United Students Against Sweatshops members Faisal Al Z, Will Kueshner, Alex Wood, Aditya Sriram, Cameron Baller, Lidya Yatin posing outside the Main Building before a meeting with the administration where UK announced its new Nike deal. 

Sydney Momeyer

UK apparel is not generally associated with a worker’s rights movement, but that is quickly changing.

On Feb. 6, 2018, UK finalized an amendment to its current apparel contract with Nike that would obligate Nike to comply with the Worker Rights Consortium’s Protocol for Investigations.

“We are pleased that our partner, Nike, has agreed to follow the protocols for factory inspections that have been endorsed by the Worker Rights Consortium,” said UK spokesman Jay Blanton in a statement.

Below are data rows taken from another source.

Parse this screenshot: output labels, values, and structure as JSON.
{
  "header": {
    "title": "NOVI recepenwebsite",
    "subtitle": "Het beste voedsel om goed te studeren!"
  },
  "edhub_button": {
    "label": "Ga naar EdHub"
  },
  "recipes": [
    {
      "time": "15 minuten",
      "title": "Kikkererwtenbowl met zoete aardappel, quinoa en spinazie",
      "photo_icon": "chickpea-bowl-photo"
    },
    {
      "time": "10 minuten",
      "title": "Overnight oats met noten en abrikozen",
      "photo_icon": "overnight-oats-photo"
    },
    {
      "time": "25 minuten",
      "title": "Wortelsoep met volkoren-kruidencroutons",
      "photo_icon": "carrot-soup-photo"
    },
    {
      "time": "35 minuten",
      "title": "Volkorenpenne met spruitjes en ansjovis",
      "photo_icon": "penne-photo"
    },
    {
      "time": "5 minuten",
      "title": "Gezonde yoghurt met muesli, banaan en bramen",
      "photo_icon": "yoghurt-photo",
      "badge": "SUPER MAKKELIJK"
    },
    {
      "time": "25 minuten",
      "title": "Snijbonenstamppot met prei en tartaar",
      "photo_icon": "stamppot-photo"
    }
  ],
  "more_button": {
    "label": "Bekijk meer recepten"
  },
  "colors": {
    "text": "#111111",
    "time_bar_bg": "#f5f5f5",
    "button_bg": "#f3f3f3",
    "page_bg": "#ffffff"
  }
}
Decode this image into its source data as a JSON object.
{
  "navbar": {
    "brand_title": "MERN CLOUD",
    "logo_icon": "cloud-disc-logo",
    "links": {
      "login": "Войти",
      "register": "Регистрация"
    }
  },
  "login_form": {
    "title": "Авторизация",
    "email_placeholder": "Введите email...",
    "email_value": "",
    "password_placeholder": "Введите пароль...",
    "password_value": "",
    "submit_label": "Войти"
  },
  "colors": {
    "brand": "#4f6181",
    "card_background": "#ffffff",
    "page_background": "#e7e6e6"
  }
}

The protocol requires companies to provide WRC’s investigators with adequate access to its factories, to conduct inspections on the quality of the working environment and to make sure workers’ rights are being preserved.

According to the Portland Business Journal, in 2015, UK signed a $30 million contract with Nike that would last until 2025. The original contract was expected to expire in 2017, but the 2015 deal between the university and the company extended the contract by eight years.

The new contract, however, did not obligate Nike to comply with the WRC’s Protocol for Investigations regarding workers’ rights. UK’s chapter of United Students Against Sweatshops recognized this and sought change.

“I think it would be kind of naïve to think that corporations are going to do the right thing on their own,” said Lidya Yatin, a UK sophomore and USAS President. “I think it is important that universities hold them accountable because they are a big buying power for apparel companies like Nike. At the end of the day, someone has to say, ‘Hey, you need to do this.’”

In November of 2017, USAS brought it to the attention of Chief of Staff Bill Swinford and Executive Associate Athletic Director Jason Schlafer that their current contract with Nike needed amending to include the WRC’s stipulations.

“We approached the administration about this as soon as our chapter returned to UK in the fall,” said junior Will Kueshner, a USAS officer. “We explained the situation to them through a letter drop and did a few tabling events. The administration was very open and receptive to our proposal.”

After USAS brought the issue to the attention of Swinford and Schlafer, UK administrators began the process to amend their current 10-year contract with Nike so the university would be associated with a company that follows values and protocol promoted by the WRC.

“It hadn’t been brought up prior to this,” Kueshner said. “It just wasn’t on UK’s radar. I’m not sure if they would have ever known about the issue if USAS had not pushed for the amendment.”

USAS kept up with the process of adding the amendment to UK’s Nike contract to ensure the amendment was added.

“There was no set deadline for the finalization of the amendment, so we just kept pushing for the finalization and making sure everyone was being honest with their work,” Kueshner said.

Following Georgetown University, University of Washington and Gonzaga, UK became the fourth university in the nation to add the amendment to its standing Nike contract.

“Since other schools had already done this, it made it easy for UK,” Kueshner said. “The language was already there, it just needed to be added to the contract and finalized.”

This finalization would make UK the first SEC school in the nation to amend its contract with Nike to include the WRC’s protocol.

“Because we are so huge and known for athletics, I am really hoping that what we have done at UK will inspire other USAS groups that already exist to do the same thing,” Yatin said.

UK has been known to advocate for workers’ rights, Blanton said. Amending UK’s contract with Nike was an attempt to show the university’s dedication to those promoted values.

“Like USAS, the University of Kentucky believes it is important that products bearing UK’s trademarks be manufactured in an ethical manner,” Blanton said.

The amendment is now an official part of UK’s contract with Nike.

“I am writing to inform you that Fermata Partners, as trademark licensing agent on behalf of the University of Kentucky, and NIKE USA finalized and executed an amendment to the Retail Product License Agreement earlier today,” Fermata Partners Vice President and General Manager Jim Aronowitz said in a statement released Feb. 1. “Nike’s compliance with the WRC Protocol is now a binding term under the license agreement.”

In addition, Yatin said she would like to thank group members Faisal Al Z, Will Kueshner, Alex Wood, Aditya Sriram, Cameron Baller, Emily Rennie, Craig Crow, Urooj Nasim, Ashlea McDonald, Seth Gadbois and Courtney Vice for their help in the success of the finalization of the amendment.

“It would not have happened if it was just me,” Yatin said. “A team is key. Solidarity is very important. It shows the administration it is not just one or two people, but rather the whole student body supporting your cause and that is crucial for winning a campaign like this.”